Allen has played all kinds of characters to great acclaim—First Lady Pat Nixon in the film “Nixon”; a half-sister of King Arthur in the television miniseries “The Mists of Avalon,” a Quaker woman accused of witchcraft, opposite Daniel Day-Lewis, in “The Crucible;” a repressed 1950s housewife in Pleasantville; and a fictional CIA deputy director in the Bourne film series, to name just a few. While very different at first glance, many of her characters are women who are coming into their own, fighting for independence, and searching for contentment while being confined by society’s expectations and rules. They are often caretakers, selflessly giving to and fighting for others.
“At the time, I looked at every story individually,” she said, “but in retrospect, I think I have seen some kind of connection among my roles. There’s a woman coming into her own, in a traditional marriage but trying to figure out to navigate that and trying to be calm and take care of others. So, there must be something within me that resonates with these themes because of the roles I play.”
In her latest project, though, Allen is trying a very different kind of role. In Apple TV’s “Lisey’s Story,” which is based on Stephen King’s 2006 novel, Allen will play a character who’s lost control, gone catatonic and needs to be cared for.
“I’m having the best time because my character has gone crazy. People have to take care of me in this because my character has mental issues,” Allen said. “Because it’s Stephen King, the tone is also different than what I’ve done before. I have really enjoyed it, and they have to take care of me for once.”

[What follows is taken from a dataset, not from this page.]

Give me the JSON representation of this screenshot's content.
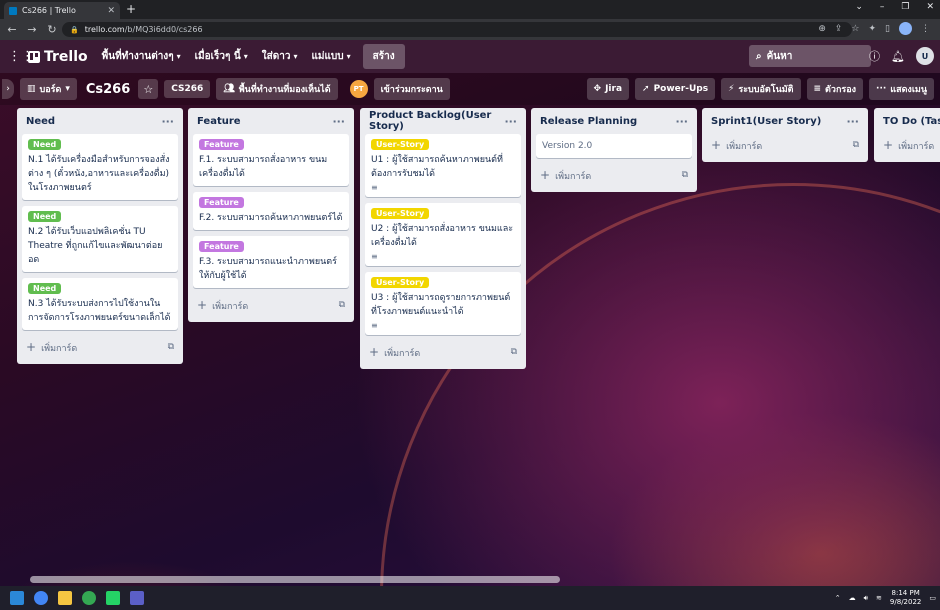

The show began filming in October and will be available as an eight-episode limited series, co-starring Julianne Moore, Clive Owen and Jennifer Jason Leigh. J.J. Abrams’ Bad Robot and Warner Bros. are producing the series, Stephen King has written each episode, and director Pablo Larraín will take the helm for all episodes as well.
“Usually in television, they have a separate director for each episode, but we’re shooting it like it’s one big movie,” Allen added. “Pablo has a great vision for the material, and he’s just wonderful to work with.”
Even though Allen has been at this for years, there’s still a palpable excitement when she discusses her upcoming roles and the acting craft. At this point in her career, she’s able to choose her roles carefully and discern what’s meaningful to her.
“I think the bottom line in the most, most basic sense is, when I read a script, do I want to turn the page?” she said. “If I do, I’ve got to know, I’ve got to turn the page to see what happens next. There’s that element, where you like the writing to be good.”
Allen also noted that acting jobs are still about relationships and how she feels when working with people. This comes as no surprise, as Allen has been a team player since her time on NIU’s stages.
Nothing illustrates this better than Allen’s dedication to NIU. She starred in a Broadway play called “The Waverly Gallery” in 2019, and when a group of NIU alumni and NIU President Lisa Freeman came to see the production, she agreed to meet with them afterwards and have dinner—an experience that impressed all Huskies who attended. When asked why she made the evening a priority in a busy theater season, it came back to her strong work ethic.
“I think it’s just important to remember where you come from, and I think NIU sort of espouses Midwestern values in its approach to education,” she said. “It’s incredibly valuable. It ties me to my roots, to where I came from.”